START Provided entries
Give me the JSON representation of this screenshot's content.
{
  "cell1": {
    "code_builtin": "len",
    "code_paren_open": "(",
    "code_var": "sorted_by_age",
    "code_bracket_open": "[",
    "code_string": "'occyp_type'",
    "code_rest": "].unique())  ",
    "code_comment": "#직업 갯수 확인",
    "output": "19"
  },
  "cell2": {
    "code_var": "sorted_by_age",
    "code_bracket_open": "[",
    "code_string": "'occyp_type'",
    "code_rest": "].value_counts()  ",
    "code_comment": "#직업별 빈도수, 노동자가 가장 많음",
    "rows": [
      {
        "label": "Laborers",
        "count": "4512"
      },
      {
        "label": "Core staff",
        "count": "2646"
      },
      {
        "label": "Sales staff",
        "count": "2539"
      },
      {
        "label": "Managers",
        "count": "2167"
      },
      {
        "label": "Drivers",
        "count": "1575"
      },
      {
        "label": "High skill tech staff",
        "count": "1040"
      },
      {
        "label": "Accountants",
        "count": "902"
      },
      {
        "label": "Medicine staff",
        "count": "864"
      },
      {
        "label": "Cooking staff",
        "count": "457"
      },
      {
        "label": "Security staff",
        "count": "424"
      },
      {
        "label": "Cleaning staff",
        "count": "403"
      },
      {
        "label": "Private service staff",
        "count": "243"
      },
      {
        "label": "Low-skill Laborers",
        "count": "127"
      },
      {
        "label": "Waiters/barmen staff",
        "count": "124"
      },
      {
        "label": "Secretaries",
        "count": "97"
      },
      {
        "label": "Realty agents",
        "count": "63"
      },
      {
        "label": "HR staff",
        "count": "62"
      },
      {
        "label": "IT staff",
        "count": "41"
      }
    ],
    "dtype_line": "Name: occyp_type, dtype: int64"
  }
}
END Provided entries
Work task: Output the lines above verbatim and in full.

Result:
Give me the JSON representation of this screenshot's content.
{
  "cell1": {
    "code_builtin": "len",
    "code_paren_open": "(",
    "code_var": "sorted_by_age",
    "code_bracket_open": "[",
    "code_string": "'occyp_type'",
    "code_rest": "].unique())  ",
    "code_comment": "#직업 갯수 확인",
    "output": "19"
  },
  "cell2": {
    "code_var": "sorted_by_age",
    "code_bracket_open": "[",
    "code_string": "'occyp_type'",
    "code_rest": "].value_counts()  ",
    "code_comment": "#직업별 빈도수, 노동자가 가장 많음",
    "rows": [
      {
        "label": "Laborers",
        "count": "4512"
      },
      {
        "label": "Core staff",
        "count": "2646"
      },
      {
        "label": "Sales staff",
        "count": "2539"
      },
      {
        "label": "Managers",
        "count": "2167"
      },
      {
        "label": "Drivers",
        "count": "1575"
      },
      {
        "label": "High skill tech staff",
        "count": "1040"
      },
      {
        "label": "Accountants",
        "count": "902"
      },
      {
        "label": "Medicine staff",
        "count": "864"
      },
      {
        "label": "Cooking staff",
        "count": "457"
      },
      {
        "label": "Security staff",
        "count": "424"
      },
      {
        "label": "Cleaning staff",
        "count": "403"
      },
      {
        "label": "Private service staff",
        "count": "243"
      },
      {
        "label": "Low-skill Laborers",
        "count": "127"
      },
      {
        "label": "Waiters/barmen staff",
        "count": "124"
      },
      {
        "label": "Secretaries",
        "count": "97"
      },
      {
        "label": "Realty agents",
        "count": "63"
      },
      {
        "label": "HR staff",
        "count": "62"
      },
      {
        "label": "IT staff",
        "count": "41"
      }
    ],
    "dtype_line": "Name: occyp_type, dtype: int64"
  }
}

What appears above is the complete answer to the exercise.